At this point, there isn’t even an effective treatment for high blood pressure during pregnancy. If your blood pressure is high during pregnancy, your health care provider may:
- Check you for preeclampsia. This is a pregnancy-related condition which can negatively affect you and your baby, and must be monitored.
- Have you come in for more frequent check ups. These are important. You may have had high blood pressure before the baby was conceived, or you may not have. Either way, it’s important for the doctor to keep an eye on your blood pressure.
- Prescribe medications. These may be for your blood pressure. They may also be to protect the baby. Doctors often prescribe medication designed to help baby’s lungs develop. High blood pressure in mom has been shown to damage baby’s lungs if not treated.
Recent studies have shown that gestational hypertension is a forebear of health problems to come. Women who experience hypertension or preeclampsia during pregnancy are more likely to develop other problems later, including:
- Renal Disease
- High Blood Pressure
Fortunately, these conditions don’t usually develop until later in life (generally in your 40s or 50s). Those who are at risk of these conditions can take proactive steps to avoid health problems in the future. For example, if you cut down on salt, you will lessen the chances that you will need to deal with high blood pressure later in life.
If you are pregnant and experiencing high blood pressure, your blood pressure will usually go back down to normal after you have the baby. Still, if you have ever experienced gestational hypertension or preeclampsia, make sure your doctor is aware.
Knowing that you have risk factors for conditions like renal disease and high blood pressure in advance can make all the difference in preventative measures you take now.
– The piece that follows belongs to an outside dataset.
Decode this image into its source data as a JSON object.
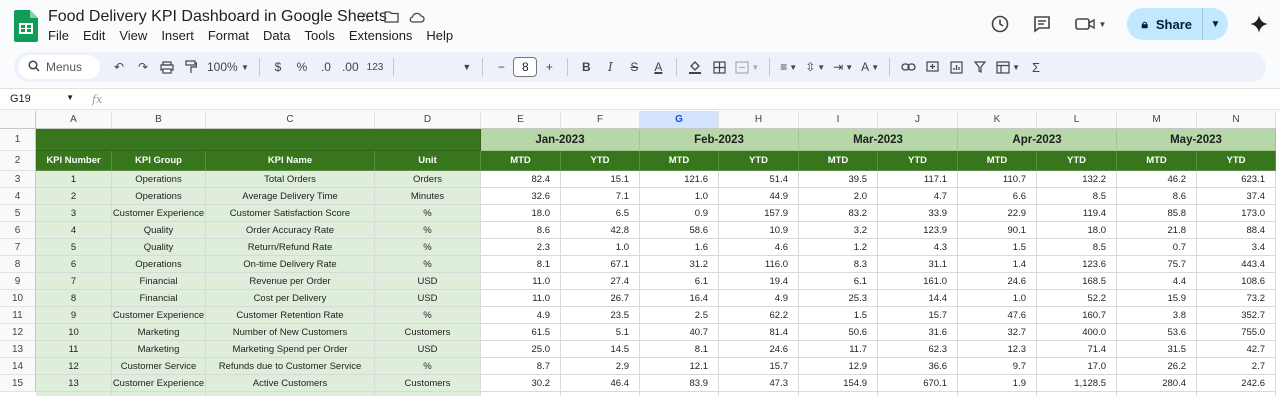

High blood pressure during pregnancy can have lifelong effects afterwards. What other health care issues have you experienced during pregnancy which could have long lasting effects?